- Stitching services remain unaware of each other while the gateway loads and combines their schemas. Recent development has added SDL annotations that allow stitched schemas to also be reloaded on the fly.
Federation’s @key directive is odd because it’s supposed to refer to a type’s primary key in its origin (non-extended) service; though when a type doesn’t have a primary key (such as EntryImage above) this key is a nonsensical directive with the sole purpose of turning the type into a federated entity. By comparison, Stitching’s selectionSet simply collects fields from an object that are needed to query for subsequent parts of it.
Also noteworthy is that Federation expects objects to include unsightly foreign keys in their schema (such as imageId above) for internal reference purposes. Stitching cleverly hides foreign keys as types, so Image.id (a typed object with a primary key) acts as both a public field and an internal implementation reference.
Federation’s @requires directive describes a classic dependency pattern: this field requires data from other services to be fulfilled. However, these dependent fields are inoperable outside of the combined gateway schema. While Stitching generally discourages tightly-coupled services, it does offer an analogous computed fields feature with the expressed intent of supporting Federation service interactions.
Ironically, Stitching’s computed fields are slightly more robust than their Federation counterpart: Stitching may compute dependencies from anywhere in the type graph, versus Federation’s constraint of only requiring fields from a type’s origin service.
Among the least ergonomic aspects of Federation are its @external and @provides directives, which indicate how fields may interact in subtle ways. For example, @external denotes a local field whose data comes from another service; this ghost field is mainly provided for validation purposes, yet is left in the runtime schema despite not being inherently consistent. Stitching makes everything implicit—services provide only the fields they can fulfill, and the gateway always selects as many fields as possible from as few services as possible, eliminating the need for @provides-style hints.
- The Apollo ecosystem of hosted tools is a clear advantage for Federation. There’s Apollo Studio for schema registry and managed deployments, and Apollo Data Graph for full enterprise solutions.
- Schema Stitching supports subscriptions, and is generally more customizable. Cross-service interfaces and proxyable scalars allow for flexible gateway composition, and classic schema extensions are still fully supported for one-off needs. There’s also a suite of schema transformations for integrating third-party schemas.
While Schema Stitching fell into deprecation limbo for a few years, its new maintainers have brought it back in a big way, and it feels like it’s breaking new ground into a post-extends era of GraphQL gateway design.

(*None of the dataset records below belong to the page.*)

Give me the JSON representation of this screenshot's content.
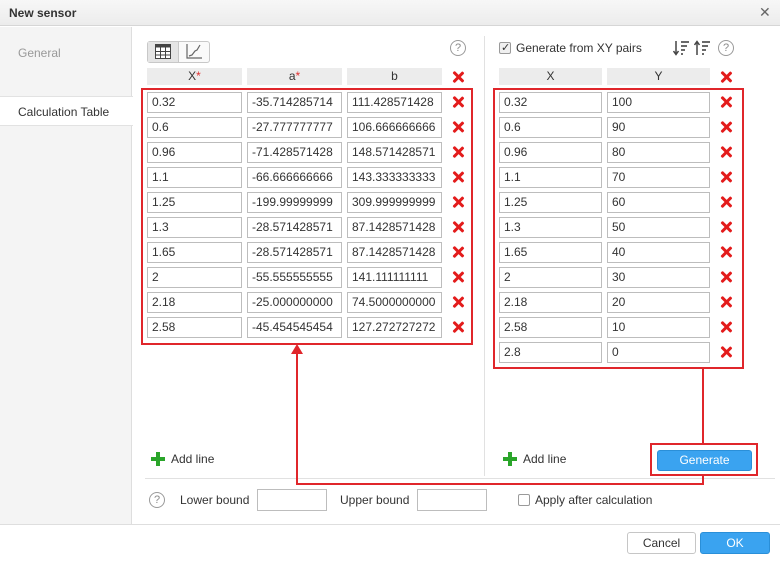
{
  "dialog": {
    "title": "New sensor"
  },
  "sidebar": {
    "items": [
      {
        "label": "General"
      },
      {
        "label": "Calculation Table"
      }
    ]
  },
  "left_table": {
    "headers": {
      "x": "X",
      "a": "a",
      "b": "b",
      "required_mark": "*"
    },
    "rows": [
      [
        "0.32",
        "-35.714285714",
        "111.428571428"
      ],
      [
        "0.6",
        "-27.777777777",
        "106.666666666"
      ],
      [
        "0.96",
        "-71.428571428",
        "148.571428571"
      ],
      [
        "1.1",
        "-66.666666666",
        "143.333333333"
      ],
      [
        "1.25",
        "-199.99999999",
        "309.999999999"
      ],
      [
        "1.3",
        "-28.571428571",
        "87.1428571428"
      ],
      [
        "1.65",
        "-28.571428571",
        "87.1428571428"
      ],
      [
        "2",
        "-55.555555555",
        "141.111111111"
      ],
      [
        "2.18",
        "-25.000000000",
        "74.5000000000"
      ],
      [
        "2.58",
        "-45.454545454",
        "127.272727272"
      ]
    ],
    "add_line_label": "Add line"
  },
  "right_table": {
    "generate_checkbox_label": "Generate from XY pairs",
    "generate_checked": true,
    "headers": {
      "x": "X",
      "y": "Y"
    },
    "rows": [
      [
        "0.32",
        "100"
      ],
      [
        "0.6",
        "90"
      ],
      [
        "0.96",
        "80"
      ],
      [
        "1.1",
        "70"
      ],
      [
        "1.25",
        "60"
      ],
      [
        "1.3",
        "50"
      ],
      [
        "1.65",
        "40"
      ],
      [
        "2",
        "30"
      ],
      [
        "2.18",
        "20"
      ],
      [
        "2.58",
        "10"
      ],
      [
        "2.8",
        "0"
      ]
    ],
    "add_line_label": "Add line",
    "generate_button_label": "Generate"
  },
  "bounds": {
    "lower_label": "Lower bound",
    "lower_value": "",
    "upper_label": "Upper bound",
    "upper_value": "",
    "apply_after_label": "Apply after calculation",
    "apply_after_checked": false
  },
  "help_icon_glyph": "?",
  "footer": {
    "cancel_label": "Cancel",
    "ok_label": "OK"
  },
  "colors": {
    "accent": "#3aa3f0",
    "delete": "#e31b1b",
    "annotation": "#e0262b",
    "add": "#2aa52a"
  }
}
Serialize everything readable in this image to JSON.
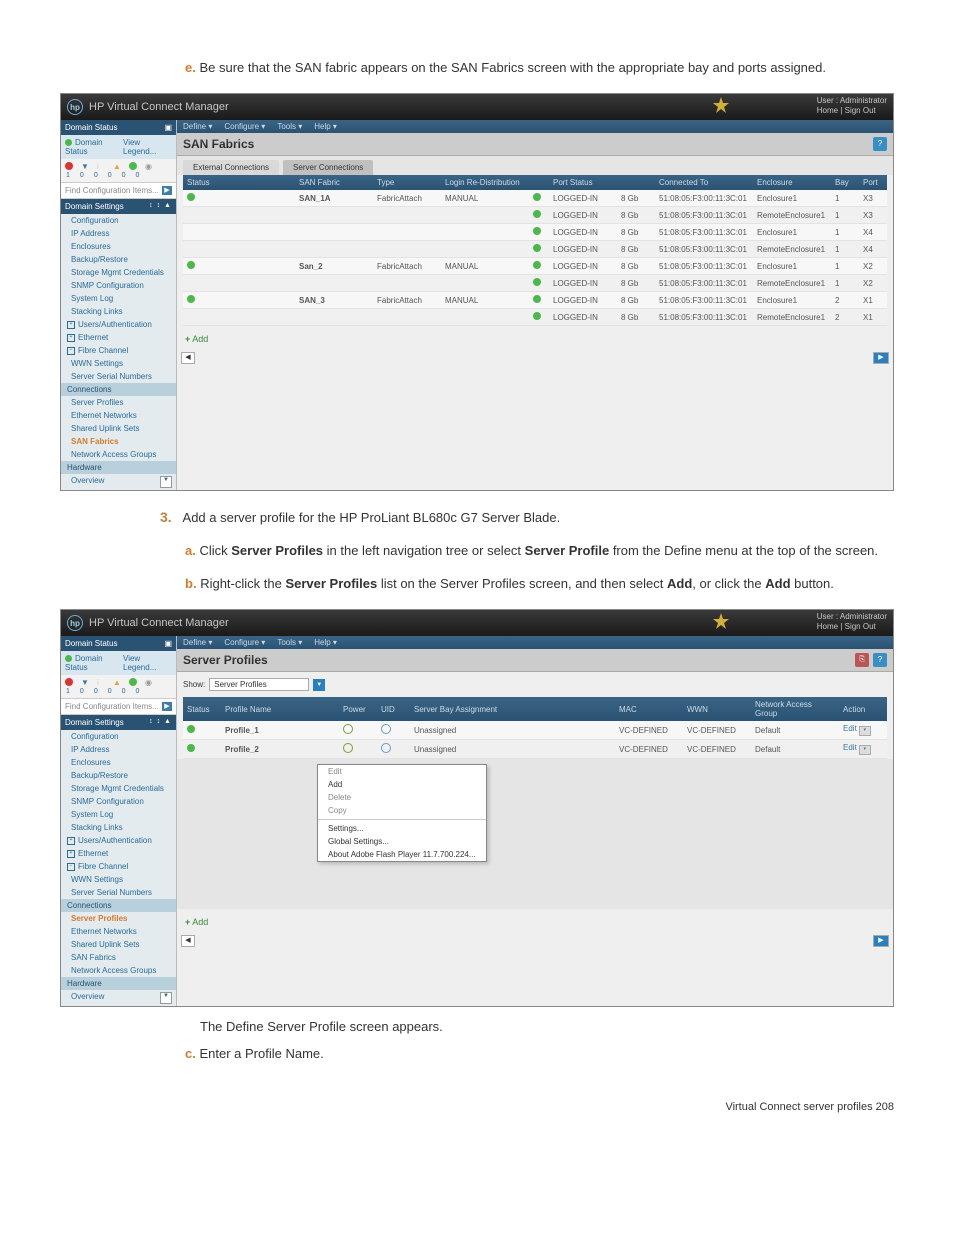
{
  "doc": {
    "step_e_label": "e.",
    "step_e_text": "Be sure that the SAN fabric appears on the SAN Fabrics screen with the appropriate bay and ports assigned.",
    "step_3_label": "3.",
    "step_3_text": "Add a server profile for the HP ProLiant BL680c G7 Server Blade.",
    "step_a_label": "a.",
    "step_a_text_1": "Click ",
    "step_a_bold_1": "Server Profiles",
    "step_a_text_2": " in the left navigation tree or select ",
    "step_a_bold_2": "Server Profile",
    "step_a_text_3": " from the Define menu at the top of the screen.",
    "step_b_label": "b.",
    "step_b_text_1": "Right-click the ",
    "step_b_bold_1": "Server Profiles",
    "step_b_text_2": " list on the Server Profiles screen, and then select ",
    "step_b_bold_2": "Add",
    "step_b_text_3": ", or click the ",
    "step_b_bold_3": "Add",
    "step_b_text_4": " button.",
    "after_b": "The Define Server Profile screen appears.",
    "step_c_label": "c.",
    "step_c_text": "Enter a Profile Name.",
    "footer": "Virtual Connect server profiles   208"
  },
  "app": {
    "title": "HP Virtual Connect Manager",
    "user_line1": "User : Administrator",
    "user_line2": "Home | Sign Out",
    "menu": [
      "Define ▾",
      "Configure ▾",
      "Tools ▾",
      "Help ▾"
    ]
  },
  "sidebar": {
    "domain_status_label": "Domain Status",
    "domain_status_link": "Domain Status",
    "view_legend_link": "View Legend...",
    "counts": [
      "1",
      "0",
      "0",
      "0",
      "0",
      "0"
    ],
    "search_placeholder": "Find Configuration Items...",
    "sections": {
      "domain_settings": "Domain Settings",
      "items_domain": [
        "Configuration",
        "IP Address",
        "Enclosures",
        "Backup/Restore",
        "Storage Mgmt Credentials",
        "SNMP Configuration",
        "System Log",
        "Stacking Links"
      ],
      "users": "Users/Authentication",
      "ethernet": "Ethernet",
      "fibre": "Fibre Channel",
      "fibre_items": [
        "WWN Settings",
        "Server Serial Numbers"
      ],
      "connections": "Connections",
      "connections_items": [
        "Server Profiles",
        "Ethernet Networks",
        "Shared Uplink Sets",
        "SAN Fabrics",
        "Network Access Groups"
      ],
      "hardware": "Hardware",
      "hardware_items": [
        "Overview"
      ]
    }
  },
  "screen1": {
    "title": "SAN Fabrics",
    "tabs": [
      "External Connections",
      "Server Connections"
    ],
    "active_tab": 0,
    "headers": [
      "Status",
      "SAN Fabric",
      "Type",
      "Login Re-Distribution",
      "",
      "Port Status",
      "",
      "Connected To",
      "Enclosure",
      "Bay",
      "Port"
    ],
    "rows": [
      {
        "status": "ok",
        "fabric": "SAN_1A",
        "type": "FabricAttach",
        "login": "MANUAL",
        "port_status": "LOGGED-IN",
        "speed": "8 Gb",
        "conn": "51:08:05:F3:00:11:3C:01",
        "enc": "Enclosure1",
        "bay": "1",
        "port": "X3"
      },
      {
        "status": "",
        "fabric": "",
        "type": "",
        "login": "",
        "port_status": "LOGGED-IN",
        "speed": "8 Gb",
        "conn": "51:08:05:F3:00:11:3C:01",
        "enc": "RemoteEnclosure1",
        "bay": "1",
        "port": "X3"
      },
      {
        "status": "",
        "fabric": "",
        "type": "",
        "login": "",
        "port_status": "LOGGED-IN",
        "speed": "8 Gb",
        "conn": "51:08:05:F3:00:11:3C:01",
        "enc": "Enclosure1",
        "bay": "1",
        "port": "X4"
      },
      {
        "status": "",
        "fabric": "",
        "type": "",
        "login": "",
        "port_status": "LOGGED-IN",
        "speed": "8 Gb",
        "conn": "51:08:05:F3:00:11:3C:01",
        "enc": "RemoteEnclosure1",
        "bay": "1",
        "port": "X4"
      },
      {
        "status": "ok",
        "fabric": "San_2",
        "type": "FabricAttach",
        "login": "MANUAL",
        "port_status": "LOGGED-IN",
        "speed": "8 Gb",
        "conn": "51:08:05:F3:00:11:3C:01",
        "enc": "Enclosure1",
        "bay": "1",
        "port": "X2"
      },
      {
        "status": "",
        "fabric": "",
        "type": "",
        "login": "",
        "port_status": "LOGGED-IN",
        "speed": "8 Gb",
        "conn": "51:08:05:F3:00:11:3C:01",
        "enc": "RemoteEnclosure1",
        "bay": "1",
        "port": "X2"
      },
      {
        "status": "ok",
        "fabric": "SAN_3",
        "type": "FabricAttach",
        "login": "MANUAL",
        "port_status": "LOGGED-IN",
        "speed": "8 Gb",
        "conn": "51:08:05:F3:00:11:3C:01",
        "enc": "Enclosure1",
        "bay": "2",
        "port": "X1"
      },
      {
        "status": "",
        "fabric": "",
        "type": "",
        "login": "",
        "port_status": "LOGGED-IN",
        "speed": "8 Gb",
        "conn": "51:08:05:F3:00:11:3C:01",
        "enc": "RemoteEnclosure1",
        "bay": "2",
        "port": "X1"
      }
    ],
    "add": "Add",
    "active_nav": "SAN Fabrics"
  },
  "screen2": {
    "title": "Server Profiles",
    "show_label": "Show:",
    "show_value": "Server Profiles",
    "headers": [
      "Status",
      "Profile Name",
      "Power",
      "UID",
      "Server Bay Assignment",
      "MAC",
      "WWN",
      "Network Access Group",
      "Action"
    ],
    "rows": [
      {
        "status": "ok",
        "name": "Profile_1",
        "power": "off",
        "uid": "off",
        "assign": "Unassigned",
        "mac": "VC-DEFINED",
        "wwn": "VC-DEFINED",
        "nag": "Default",
        "action": "Edit"
      },
      {
        "status": "ok",
        "name": "Profile_2",
        "power": "off",
        "uid": "off",
        "assign": "Unassigned",
        "mac": "VC-DEFINED",
        "wwn": "VC-DEFINED",
        "nag": "Default",
        "action": "Edit"
      }
    ],
    "context_menu": [
      "Edit",
      "Add",
      "Delete",
      "Copy",
      "Settings...",
      "Global Settings...",
      "About Adobe Flash Player 11.7.700.224..."
    ],
    "add": "Add",
    "active_nav": "Server Profiles"
  }
}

Our team really appreciates that Stitching follows standard GraphQL syntax and best-practices, while Federation expects engineers to become specialists with Federation. Unless you’re specifically in the market for an enterprise solution, consider giving Stitching a fresh look... you might not need Federation.